(Record extracts begins)

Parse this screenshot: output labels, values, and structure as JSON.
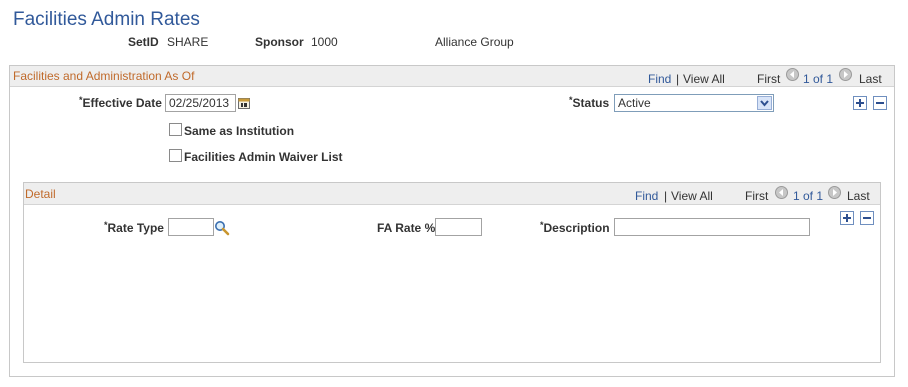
{
  "page": {
    "title": "Facilities Admin Rates"
  },
  "header": {
    "setid_label": "SetID",
    "setid_value": "SHARE",
    "sponsor_label": "Sponsor",
    "sponsor_value": "1000",
    "sponsor_name": "Alliance Group"
  },
  "fa_group": {
    "title": "Facilities and Administration As Of",
    "find": "Find",
    "view_all": "View All",
    "first": "First",
    "count": "1 of 1",
    "last": "Last",
    "effective_date_label": "Effective Date",
    "effective_date_value": "02/25/2013",
    "status_label": "Status",
    "status_value": "Active",
    "same_as_institution_label": "Same as Institution",
    "same_as_institution_checked": false,
    "waiver_list_label": "Facilities Admin Waiver List",
    "waiver_list_checked": false
  },
  "detail": {
    "title": "Detail",
    "find": "Find",
    "view_all": "View All",
    "first": "First",
    "count": "1 of 1",
    "last": "Last",
    "rate_type_label": "Rate Type",
    "rate_type_value": "",
    "fa_rate_label": "FA Rate %",
    "fa_rate_value": "",
    "description_label": "Description",
    "description_value": ""
  },
  "required_marker": "*",
  "separator": "|",
  "icons": {
    "calendar": "calendar-icon",
    "lookup": "lookup-icon",
    "prev": "previous-icon",
    "next": "next-icon",
    "add": "add-row-icon",
    "delete": "delete-row-icon",
    "dropdown": "chevron-down-icon"
  },
  "colors": {
    "title": "#31599a",
    "group_title": "#c06a2b",
    "link": "#31599a"
  }
}
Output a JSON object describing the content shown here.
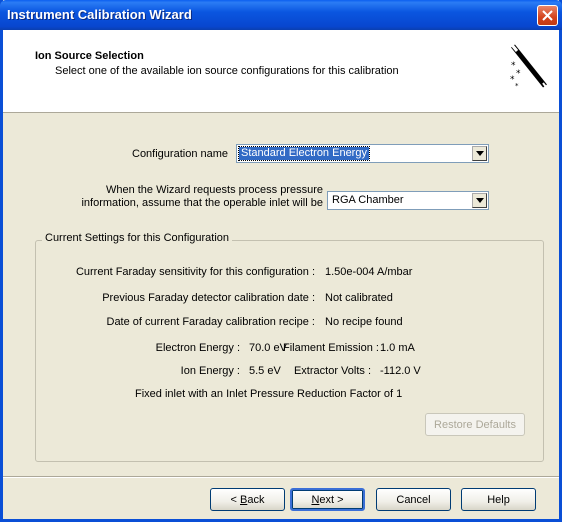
{
  "window": {
    "title": "Instrument Calibration Wizard"
  },
  "header": {
    "title": "Ion Source Selection",
    "subtitle": "Select one of the available ion source configurations for this calibration"
  },
  "form": {
    "config_label": "Configuration name",
    "config_value": "Standard Electron Energy",
    "inlet_label_line1": "When the Wizard requests process pressure",
    "inlet_label_line2": "information, assume that the operable inlet will be",
    "inlet_value": "RGA Chamber"
  },
  "settings": {
    "group_title": "Current Settings for this Configuration",
    "sensitivity_label": "Current Faraday sensitivity for this configuration :",
    "sensitivity_value": "1.50e-004 A/mbar",
    "prev_cal_label": "Previous Faraday detector calibration date :",
    "prev_cal_value": "Not calibrated",
    "recipe_label": "Date of current Faraday calibration recipe :",
    "recipe_value": "No recipe found",
    "electron_energy_label": "Electron Energy :",
    "electron_energy_value": "70.0 eV",
    "filament_emission_label": "Filament Emission :",
    "filament_emission_value": "1.0 mA",
    "ion_energy_label": "Ion Energy :",
    "ion_energy_value": "5.5 eV",
    "extractor_volts_label": "Extractor Volts :",
    "extractor_volts_value": "-112.0 V",
    "inlet_note": "Fixed inlet with an Inlet Pressure Reduction Factor of  1",
    "restore_label": "Restore Defaults"
  },
  "buttons": {
    "back_accel": "B",
    "back_rest": "ack",
    "back_prefix": "< ",
    "next_accel": "N",
    "next_rest": "ext >",
    "cancel": "Cancel",
    "help": "Help"
  },
  "colors": {
    "titlebar": "#0a56e0",
    "selection": "#316ac5",
    "face": "#ece9d8"
  }
}
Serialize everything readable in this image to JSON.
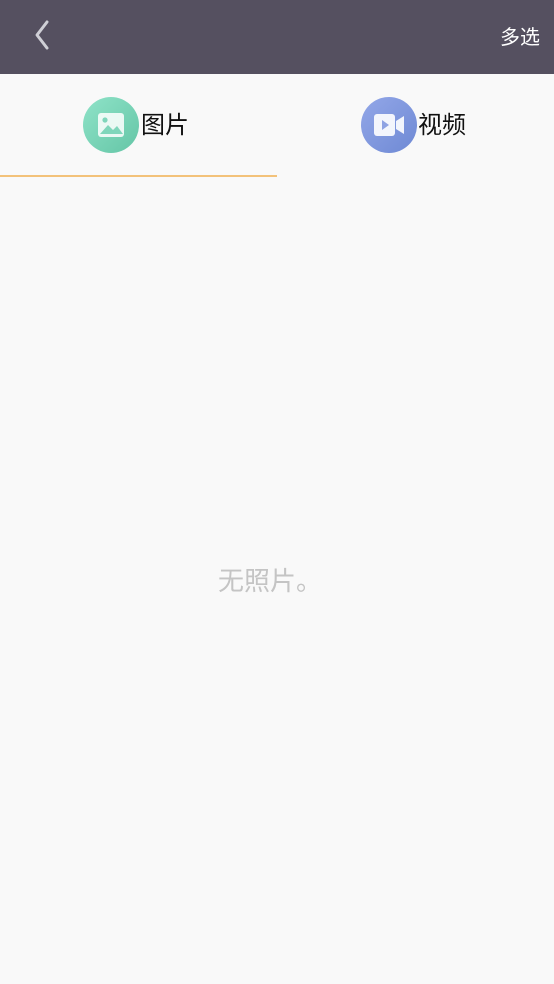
{
  "topbar": {
    "back_icon": "chevron-left-icon",
    "multi_select_label": "多选",
    "background": "#555060"
  },
  "tabs": [
    {
      "label": "图片",
      "icon": "image-icon",
      "active": true
    },
    {
      "label": "视频",
      "icon": "video-camera-icon",
      "active": false
    }
  ],
  "accent_color": "#f3c27a",
  "empty_state": {
    "message": "无照片。"
  }
}
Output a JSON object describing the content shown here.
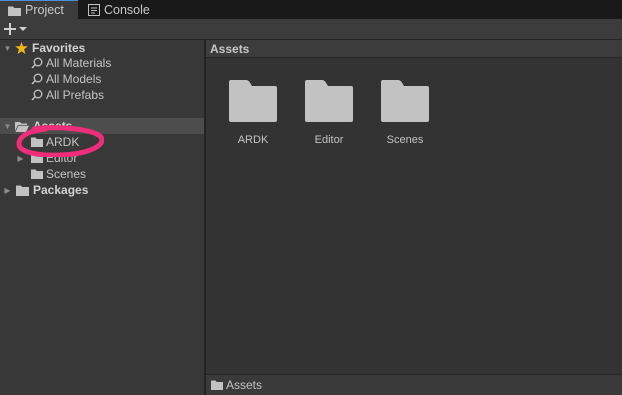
{
  "tabs": [
    {
      "label": "Project",
      "icon": "folder-icon",
      "active": true
    },
    {
      "label": "Console",
      "icon": "console-icon",
      "active": false
    }
  ],
  "toolbar": {
    "add_icon": "plus-icon",
    "dropdown_icon": "chevron-down-icon"
  },
  "tree": {
    "favorites": {
      "label": "Favorites",
      "items": [
        {
          "label": "All Materials"
        },
        {
          "label": "All Models"
        },
        {
          "label": "All Prefabs"
        }
      ]
    },
    "assets": {
      "label": "Assets",
      "children": [
        {
          "label": "ARDK"
        },
        {
          "label": "Editor"
        },
        {
          "label": "Scenes"
        }
      ]
    },
    "packages": {
      "label": "Packages"
    }
  },
  "content": {
    "header": "Assets",
    "folders": [
      {
        "label": "ARDK"
      },
      {
        "label": "Editor"
      },
      {
        "label": "Scenes"
      }
    ],
    "footer_path": "Assets"
  },
  "colors": {
    "annotation": "#ef2d7a",
    "folder": "#c2c2c2",
    "accent": "#4a90d9",
    "star": "#f0b31e"
  }
}
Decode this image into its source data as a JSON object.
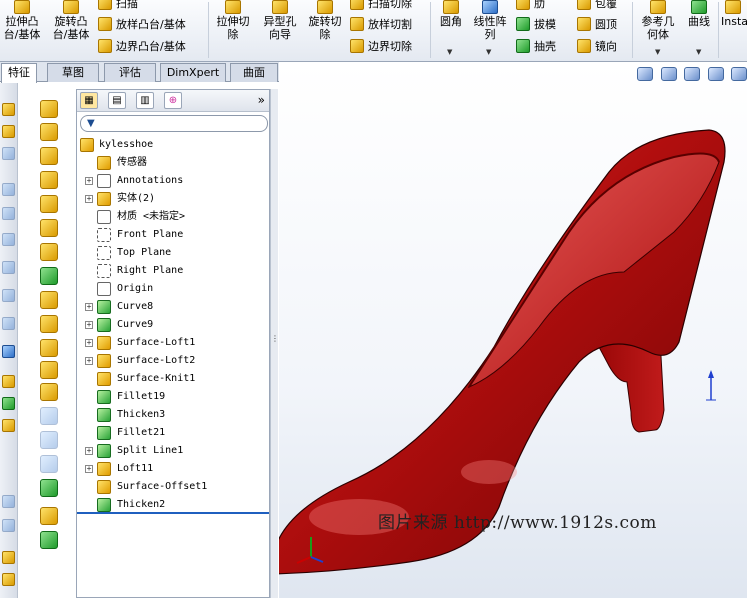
{
  "ribbon": {
    "extrude_boss": "拉伸凸\n台/基体",
    "revolve_boss": "旋转凸\n台/基体",
    "sweep": "扫描",
    "loft_boss": "放样凸台/基体",
    "boundary_boss": "边界凸台/基体",
    "extrude_cut": "拉伸切\n除",
    "hole_wizard": "异型孔\n向导",
    "revolve_cut": "旋转切\n除",
    "sweep_cut": "扫描切除",
    "loft_cut": "放样切割",
    "boundary_cut": "边界切除",
    "fillet": "圆角",
    "linear_pattern": "线性阵\n列",
    "rib": "肋",
    "draft": "拔模",
    "shell": "抽壳",
    "wrap": "包覆",
    "dome": "圆顶",
    "mirror": "镜向",
    "reference_geometry": "参考几\n何体",
    "curves": "曲线",
    "instant3d": "Insta"
  },
  "tabs": [
    {
      "label": "特征",
      "active": true
    },
    {
      "label": "草图",
      "active": false
    },
    {
      "label": "评估",
      "active": false
    },
    {
      "label": "DimXpert",
      "active": false
    },
    {
      "label": "曲面",
      "active": false
    }
  ],
  "feature_manager": {
    "collapse_glyph": "»",
    "filter_icon": "filter-icon",
    "tree": [
      {
        "label": "kylesshoe",
        "icon": "part-icon",
        "expand": false
      },
      {
        "label": "传感器",
        "icon": "sensor-icon",
        "expand": false
      },
      {
        "label": "Annotations",
        "icon": "annotations-icon",
        "expand": true
      },
      {
        "label": "实体(2)",
        "icon": "solid-bodies-icon",
        "expand": true
      },
      {
        "label": "材质 <未指定>",
        "icon": "material-icon",
        "expand": false
      },
      {
        "label": "Front Plane",
        "icon": "plane-icon",
        "expand": false
      },
      {
        "label": "Top Plane",
        "icon": "plane-icon",
        "expand": false
      },
      {
        "label": "Right Plane",
        "icon": "plane-icon",
        "expand": false
      },
      {
        "label": "Origin",
        "icon": "origin-icon",
        "expand": false
      },
      {
        "label": "Curve8",
        "icon": "curve-icon",
        "expand": true
      },
      {
        "label": "Curve9",
        "icon": "curve-icon",
        "expand": true
      },
      {
        "label": "Surface-Loft1",
        "icon": "surface-loft-icon",
        "expand": true
      },
      {
        "label": "Surface-Loft2",
        "icon": "surface-loft-icon",
        "expand": true
      },
      {
        "label": "Surface-Knit1",
        "icon": "surface-knit-icon",
        "expand": false
      },
      {
        "label": "Fillet19",
        "icon": "fillet-icon",
        "expand": false
      },
      {
        "label": "Thicken3",
        "icon": "thicken-icon",
        "expand": false
      },
      {
        "label": "Fillet21",
        "icon": "fillet-icon",
        "expand": false
      },
      {
        "label": "Split Line1",
        "icon": "split-line-icon",
        "expand": true
      },
      {
        "label": "Loft11",
        "icon": "loft-icon",
        "expand": true
      },
      {
        "label": "Surface-Offset1",
        "icon": "surface-offset-icon",
        "expand": false
      },
      {
        "label": "Thicken2",
        "icon": "thicken-icon",
        "expand": false
      }
    ]
  },
  "viewport": {
    "watermark": "图片来源 http://www.1912s.com",
    "model_color": "#b30d0d",
    "triad_x_color": "#cc0000",
    "triad_y_color": "#1a9c1a",
    "triad_z_color": "#1f3fcf"
  }
}
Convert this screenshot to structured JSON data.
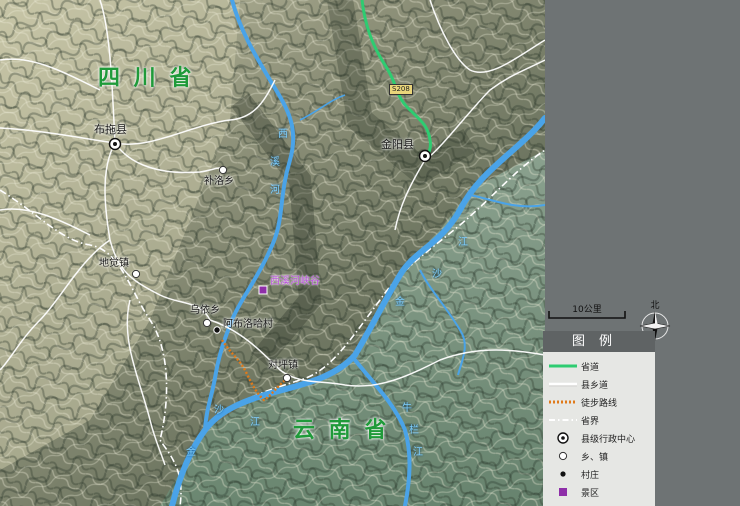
{
  "map": {
    "province_labels": {
      "sichuan": "四 川 省",
      "yunnan": "云 南 省"
    },
    "places": {
      "butuo": "布拖县",
      "jinyang": "金阳县",
      "buluo": "补洛乡",
      "dijue": "地觉镇",
      "wuyi": "乌依乡",
      "abuluoha": "阿布洛哈村",
      "duiping": "对坪镇",
      "xixihe": "西溪河峡谷"
    },
    "rivers": {
      "xixi": [
        "西",
        "溪",
        "河"
      ],
      "jinsha_right": [
        "金",
        "沙",
        "江"
      ],
      "jinsha_left": [
        "沙",
        "江",
        "金"
      ],
      "niulan": [
        "牛",
        "栏",
        "江"
      ]
    },
    "road_code": "S208"
  },
  "scalebar": {
    "label": "10公里"
  },
  "north": {
    "label": "北"
  },
  "legend": {
    "title": "图例",
    "items": [
      {
        "key": "provincial_road",
        "label": "省道",
        "color": "#2ecc71"
      },
      {
        "key": "county_road",
        "label": "县乡道",
        "color": "#ffffff"
      },
      {
        "key": "hiking",
        "label": "徒步路线",
        "color": "#e07a1a"
      },
      {
        "key": "province_border",
        "label": "省界",
        "color": "#ffffff"
      },
      {
        "key": "county_seat",
        "label": "县级行政中心",
        "color": "#000000"
      },
      {
        "key": "town",
        "label": "乡、镇",
        "color": "#ffffff"
      },
      {
        "key": "village",
        "label": "村庄",
        "color": "#000000"
      },
      {
        "key": "scenic",
        "label": "景区",
        "color": "#8e2fa8"
      }
    ]
  },
  "colors": {
    "river": "#4aa3e8",
    "terrain_light": "#b9b89a",
    "terrain_dark": "#3f4a3c",
    "terrain_yunnan": "#7f9a86",
    "panel": "#6e7374"
  }
}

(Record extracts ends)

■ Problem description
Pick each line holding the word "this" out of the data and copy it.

■ Task response
Parse this screenshot: output labels, values, and structure as JSON.
    "subtitle": "Select one of the available ion source configurations for this calibration"
    "group_title": "Current Settings for this Configuration",
    "sensitivity_label": "Current Faraday sensitivity for this configuration :",
Serialize everything readable in this image to JSON.
Decode this image into its source data as a JSON object.
Convert this screenshot to structured JSON data.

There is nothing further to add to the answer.